Our pea hunting observing run is over and, as you will have gathered from previous posts, it has gone very well. We travelled back from La Silla to Santiago last night, for another brief stay at the ESO Guesthouse. Now I’m about to get on the plane back to the UK.
We are thrilled with how well the run has gone. I’ve done a rough analysis of the data already and we’ve already started drafting the paper presenting the results! I’ll do a more careful analysis once I get back to the office, but early indications are that we’ve got a nice collection of higher redshift objects that are very similar to the fascinating SDSS Peas that were discovered on the Galaxy Zoo forum, and an almost perfect technique for finding more! I’ll keep you posted as our work progresses.
The Chilean Pea hunt continues…
You may have noticed the Galaxy Zoo blog was down over the weekend. Well, it wasn’t the only one to be experiencing technical difficulties. On Sunday night we unfortunately lost four hours of observing time to technical gremlins. First we tried to use a new filter, which resulted in a nice 10 minute exposure of nothing. After a trip to the telescope to look around inside the instrument, the support staff worked out the problem: the filter was mislabelled on the computer. With that figured out, we changed to the correct filter and carried on – only to be stopped in our tracks again a couple of hours later by the whole telescope control system crashing! This time it took three hours of methodical troubleshooting to fix the problem, apparently some problem with a power lead. By then the night was almost over.
Peas please me
Well, at the start of the night we were a bit nervous that none of our objects would turn out to be Peas. Fortunately, by the end of the night our quick looks at the data indicate that four of the seven i-Pea candidates that we managed to observe are emission line objects at the redshift we expected our selection to give, i.e. they are Peas! That’s about as good a success rate as we dared hope for.

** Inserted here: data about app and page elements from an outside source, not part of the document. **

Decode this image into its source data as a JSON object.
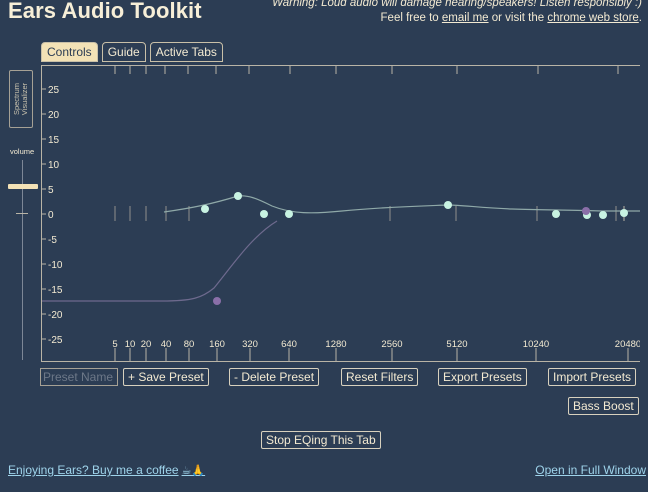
{
  "app": {
    "title": "Ears Audio Toolkit"
  },
  "header": {
    "warning": "Warning: Loud audio will damage hearing/speakers! Listen responsibly :)",
    "feel_free": "Feel free to",
    "email_link": "email me",
    "or_visit": "or visit the",
    "store_link": "chrome web store",
    "period": "."
  },
  "tabs": [
    {
      "label": "Controls",
      "active": true
    },
    {
      "label": "Guide",
      "active": false
    },
    {
      "label": "Active Tabs",
      "active": false
    }
  ],
  "sidebar": {
    "spectrum_line1": "Spectrum",
    "spectrum_line2": "Visualizer",
    "volume_label": "volume",
    "volume_level": 0.82
  },
  "eq_plot": {
    "y_ticks": [
      "25",
      "20",
      "15",
      "10",
      "5",
      "0",
      "-5",
      "-10",
      "-15",
      "-20",
      "-25"
    ],
    "x_labels": [
      "5",
      "10",
      "20",
      "40",
      "80",
      "160",
      "320",
      "640",
      "1280",
      "2560",
      "5120",
      "10240",
      "20480"
    ],
    "colors": {
      "curve": "#8fa9a8",
      "filter_dot": "#c8f3e2",
      "highpass_curve": "#6e6a8e",
      "purple_dot": "#8a6fa8",
      "axis": "#b9b4a6"
    }
  },
  "controls": {
    "preset_placeholder": "Preset Name",
    "save_preset": "+ Save Preset",
    "delete_preset": "- Delete Preset",
    "reset_filters": "Reset Filters",
    "export_presets": "Export Presets",
    "import_presets": "Import Presets",
    "bass_boost": "Bass Boost",
    "stop_eq": "Stop EQing This Tab"
  },
  "footer": {
    "coffee_text": "Enjoying Ears? Buy me a coffee",
    "coffee_emoji": "☕🙏",
    "full_window": "Open in Full Window"
  }
}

The night hasn’t been without its difficulties. The seeing (how blurry the atmosphere makes our images) wasn’t great for most of the night, and it has turned out to be hard to actually find our targets because they are so faint. Those issues combined meant that we didn’t get through as many candidates as we hoped for, but we are still happy with the collection we got.
Right now, time for a quick breakfast then some sleep before trying to net some more Peas tomorrow night.
Here we go…
The continuing adventures of the Pea hunting trip to Chile…
We’ve spent the afternoon finalising our target selection, preparing our observing strategy, and taking calibrations. The sun has now set and we’re already pointing in the right direction for our first target. In a few minutes time we will start our observations. We begin with a standard star, which will be used to calibrate the spectra of our main targets. The we are on to our first Pea candidate.
The SDSS Peas that Carrie studied were green in the SDSS colour images because they were bright in the r-band, actually the red region of the visible spectrum. On this occasion we are looking for similar object that are a bit further away, so we expect them to be very bright in the i-band (further into the red) ar the z-band (on the border between red and the near infrared). Tonight we are observing the i-bright objects, and hopefully we will get through about a dozen of them. The weather looks good, so fingers crossed.
Anyway, better concentrate on the observing.